Monetary Policy The Fed once again puts the brakes on rates in a scenario of economic uncertainty in the US

There have been no surprises

Monetary Policy The Fed once again puts the brakes on rates in a scenario of economic uncertainty in the US

There have been no surprises. The Federal Reserve has not raised interest rates at its meeting this Wednesday, leaving them in a range of between 5.25% and 5.5%, which, in practice, places them at 5.33%. It was a predictable decision. The central bank's preferred measurement to measure price developments - the underlying index of private consumption - fell one tenth in September, to 3.7%. It is still very far from the 2% in the medium term that the US central bank has as the undeclared objective of its monetary policy, but it reaffirms the downward trend.

The question is what is going to happen in the future? The maintenance of rates at their current level - the highest in 22 years - was already expected, but the statement from the US central bank has not cleared up other questions.

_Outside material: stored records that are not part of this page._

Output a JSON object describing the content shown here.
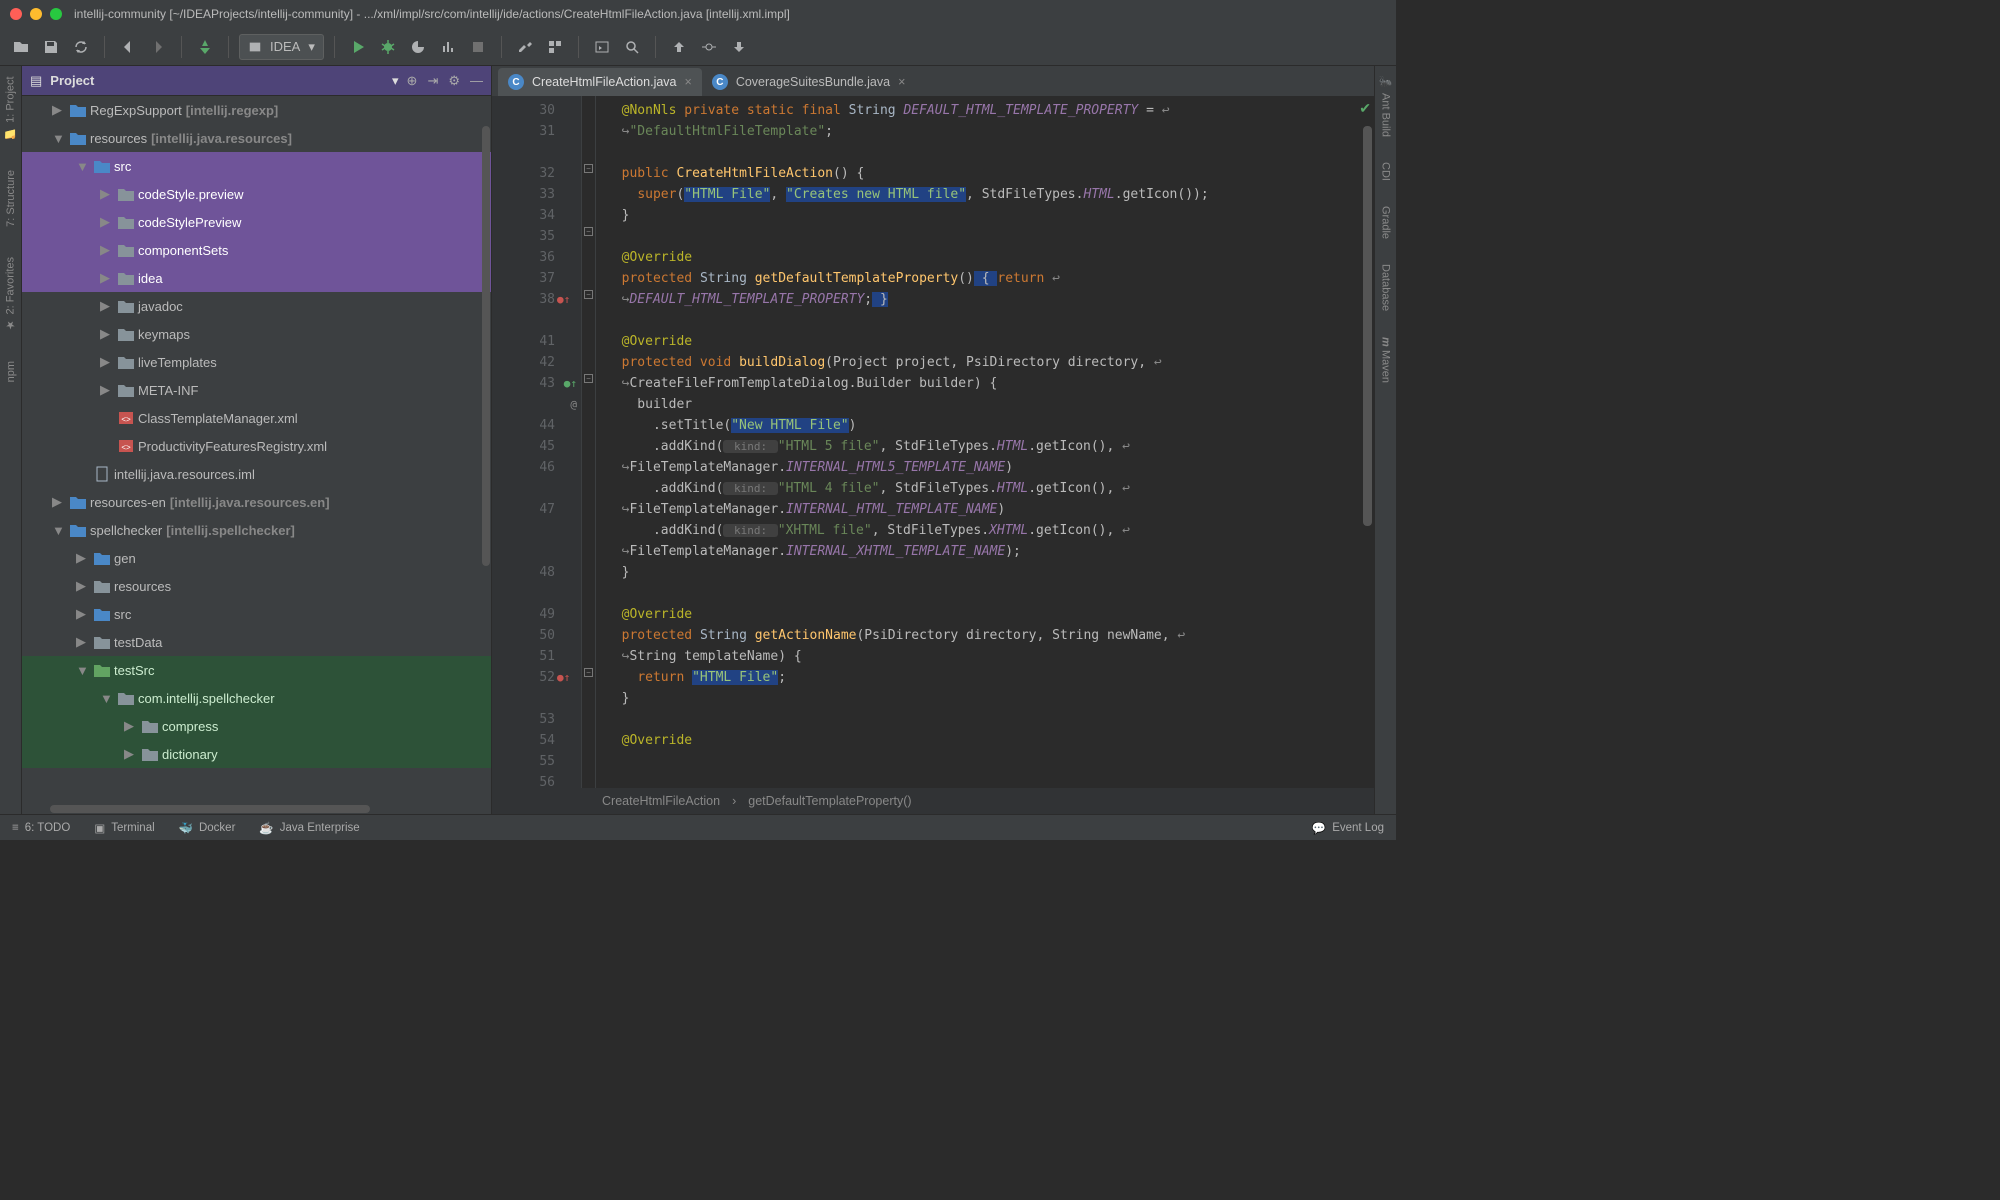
{
  "title": "intellij-community [~/IDEAProjects/intellij-community] - .../xml/impl/src/com/intellij/ide/actions/CreateHtmlFileAction.java [intellij.xml.impl]",
  "runConfig": "IDEA",
  "projectPanel": {
    "title": "Project"
  },
  "leftTools": [
    "1: Project",
    "7: Structure",
    "2: Favorites",
    "npm"
  ],
  "rightTools": [
    "Ant Build",
    "CDI",
    "Gradle",
    "Database",
    "Maven"
  ],
  "tree": [
    {
      "i": 1,
      "arrow": "▶",
      "iconType": "dir-blue",
      "label": "RegExpSupport",
      "ctx": "[intellij.regexp]"
    },
    {
      "i": 1,
      "arrow": "▼",
      "iconType": "dir-blue",
      "label": "resources",
      "ctx": "[intellij.java.resources]"
    },
    {
      "i": 2,
      "arrow": "▼",
      "iconType": "dir-blue",
      "label": "src",
      "sel": "purple"
    },
    {
      "i": 3,
      "arrow": "▶",
      "iconType": "dir-pkg",
      "label": "codeStyle.preview",
      "sel": "purple"
    },
    {
      "i": 3,
      "arrow": "▶",
      "iconType": "dir-pkg",
      "label": "codeStylePreview",
      "sel": "purple"
    },
    {
      "i": 3,
      "arrow": "▶",
      "iconType": "dir-pkg",
      "label": "componentSets",
      "sel": "purple"
    },
    {
      "i": 3,
      "arrow": "▶",
      "iconType": "dir-pkg",
      "label": "idea",
      "sel": "purple"
    },
    {
      "i": 3,
      "arrow": "▶",
      "iconType": "dir-pkg",
      "label": "javadoc"
    },
    {
      "i": 3,
      "arrow": "▶",
      "iconType": "dir-pkg",
      "label": "keymaps"
    },
    {
      "i": 3,
      "arrow": "▶",
      "iconType": "dir-pkg",
      "label": "liveTemplates"
    },
    {
      "i": 3,
      "arrow": "▶",
      "iconType": "dir-pkg",
      "label": "META-INF"
    },
    {
      "i": 3,
      "arrow": "",
      "iconType": "xml",
      "label": "ClassTemplateManager.xml"
    },
    {
      "i": 3,
      "arrow": "",
      "iconType": "xml",
      "label": "ProductivityFeaturesRegistry.xml"
    },
    {
      "i": 2,
      "arrow": "",
      "iconType": "iml",
      "label": "intellij.java.resources.iml"
    },
    {
      "i": 1,
      "arrow": "▶",
      "iconType": "dir-blue",
      "label": "resources-en",
      "ctx": "[intellij.java.resources.en]"
    },
    {
      "i": 1,
      "arrow": "▼",
      "iconType": "dir-blue",
      "label": "spellchecker",
      "ctx": "[intellij.spellchecker]"
    },
    {
      "i": 2,
      "arrow": "▶",
      "iconType": "dir-blue",
      "label": "gen"
    },
    {
      "i": 2,
      "arrow": "▶",
      "iconType": "dir-pkg",
      "label": "resources"
    },
    {
      "i": 2,
      "arrow": "▶",
      "iconType": "dir-blue",
      "label": "src"
    },
    {
      "i": 2,
      "arrow": "▶",
      "iconType": "dir-pkg",
      "label": "testData"
    },
    {
      "i": 2,
      "arrow": "▼",
      "iconType": "dir-green",
      "label": "testSrc",
      "sel": "green"
    },
    {
      "i": 3,
      "arrow": "▼",
      "iconType": "dir-pkg",
      "label": "com.intellij.spellchecker",
      "sel": "green"
    },
    {
      "i": 4,
      "arrow": "▶",
      "iconType": "dir-pkg",
      "label": "compress",
      "sel": "green"
    },
    {
      "i": 4,
      "arrow": "▶",
      "iconType": "dir-pkg",
      "label": "dictionary",
      "sel": "green"
    }
  ],
  "tabs": [
    {
      "label": "CreateHtmlFileAction.java",
      "active": true
    },
    {
      "label": "CoverageSuitesBundle.java",
      "active": false
    }
  ],
  "gutterLines": [
    "30",
    "31",
    "",
    "32",
    "33",
    "34",
    "35",
    "36",
    "37",
    "38",
    "",
    "41",
    "42",
    "43",
    "",
    "44",
    "45",
    "46",
    "",
    "47",
    "",
    "",
    "48",
    "",
    "49",
    "50",
    "51",
    "52",
    "",
    "53",
    "54",
    "55",
    "56"
  ],
  "code": {
    "l1": {
      "a": "@NonNls",
      "b": " private static final ",
      "c": "String ",
      "d": "DEFAULT_HTML_TEMPLATE_PROPERTY",
      "e": " = "
    },
    "l2": {
      "a": "\"DefaultHtmlFileTemplate\"",
      "b": ";"
    },
    "l3": "",
    "l4": {
      "a": "public ",
      "b": "CreateHtmlFileAction",
      "c": "() {"
    },
    "l5": {
      "a": "super",
      "b": "(",
      "c": "\"HTML File\"",
      "d": ", ",
      "e": "\"Creates new HTML file\"",
      "f": ", StdFileTypes.",
      "g": "HTML",
      "h": ".getIcon());"
    },
    "l6": "}",
    "l7": "",
    "l8": "@Override",
    "l9": {
      "a": "protected ",
      "b": "String ",
      "c": "getDefaultTemplateProperty",
      "d": "()",
      "e": " { ",
      "f": "return"
    },
    "l10": {
      "a": "DEFAULT_HTML_TEMPLATE_PROPERTY",
      "b": ";",
      "c": " }"
    },
    "l11": "",
    "l12": "@Override",
    "l13": {
      "a": "protected void ",
      "b": "buildDialog",
      "c": "(Project project, PsiDirectory directory, "
    },
    "l14": {
      "a": "CreateFileFromTemplateDialog.Builder builder) {"
    },
    "l15": "builder",
    "l16": {
      "a": ".setTitle(",
      "b": "\"New HTML File\"",
      "c": ")"
    },
    "l17": {
      "a": ".addKind(",
      "h": " kind: ",
      "b": "\"HTML 5 file\"",
      "c": ", StdFileTypes.",
      "d": "HTML",
      "e": ".getIcon(), "
    },
    "l18": {
      "a": "FileTemplateManager.",
      "b": "INTERNAL_HTML5_TEMPLATE_NAME",
      "c": ")"
    },
    "l19": {
      "a": ".addKind(",
      "h": " kind: ",
      "b": "\"HTML 4 file\"",
      "c": ", StdFileTypes.",
      "d": "HTML",
      "e": ".getIcon(), "
    },
    "l20": {
      "a": "FileTemplateManager.",
      "b": "INTERNAL_HTML_TEMPLATE_NAME",
      "c": ")"
    },
    "l21": {
      "a": ".addKind(",
      "h": " kind: ",
      "b": "\"XHTML file\"",
      "c": ", StdFileTypes.",
      "d": "XHTML",
      "e": ".getIcon(), "
    },
    "l22": {
      "a": "FileTemplateManager.",
      "b": "INTERNAL_XHTML_TEMPLATE_NAME",
      "c": ");"
    },
    "l23": "}",
    "l24": "",
    "l25": "@Override",
    "l26": {
      "a": "protected ",
      "b": "String ",
      "c": "getActionName",
      "d": "(PsiDirectory directory, String newName, "
    },
    "l27": {
      "a": "String templateName) {"
    },
    "l28": {
      "a": "return ",
      "b": "\"HTML File\"",
      "c": ";"
    },
    "l29": "}",
    "l30": "",
    "l31": "@Override"
  },
  "breadcrumb": [
    "CreateHtmlFileAction",
    "getDefaultTemplateProperty()"
  ],
  "bottomTools": {
    "todo": "6: TODO",
    "terminal": "Terminal",
    "docker": "Docker",
    "java": "Java Enterprise",
    "eventlog": "Event Log"
  }
}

Among them: will there be a rise at the last meeting of the year, in mid-December? (most likely, no); And in the first quarter of 2024? (it is possible that yes); How can a rate hike at the beginning of 2024, as the market says, be squared with a 50 base rate drop in rates throughout that year, which is what the members of the monetary policy committee of the Fed? (it can't be made to square; one of the two is wrong... or maybe both are).

Be that as it may, the panorama that the Federal Reserve must manage is complicated. The US GDP has accelerated, especially due to private consumption, which means inflationary pressures, even more so at a time when the economy is at full employment. In fact, the Fed has changed its economic analysis from "solid" to "strong" growth, warning that it is "prepared to adjust the monetary policy stance as necessary if risks emerge." .

At the same time, a monetary restriction is occurring independent of what the central bank does with the price of money. Long interest rates, which in the US are very relevant - they are the benchmark for, for example, mortgages - are high, around 5% in the case of the 10-year bond, because the Federal Reserve is reducing the immense portfolio of debt that was purchased during Covid and, the more bonds are offered, the more interest must be paid for economic agents to buy them. This has put the interest on the average fixed-rate mortgage (which is 79% of those contracted in the US) at 8.08% (30 years) and 7.91% (20 years), and has triggered the fear of a fall in the real estate and construction sector, which accounts for 13% of GDP.

But the fear of a real estate crash is just one of the threats that loom over the United States. Another is an extension of the war in the Middle East that ends up causing a recession, or a closure of the public Administration in just over two weeks if the Republican extreme right decides to use that tool as a tactic to weaken Joe Biden with a view to the elections in 2024.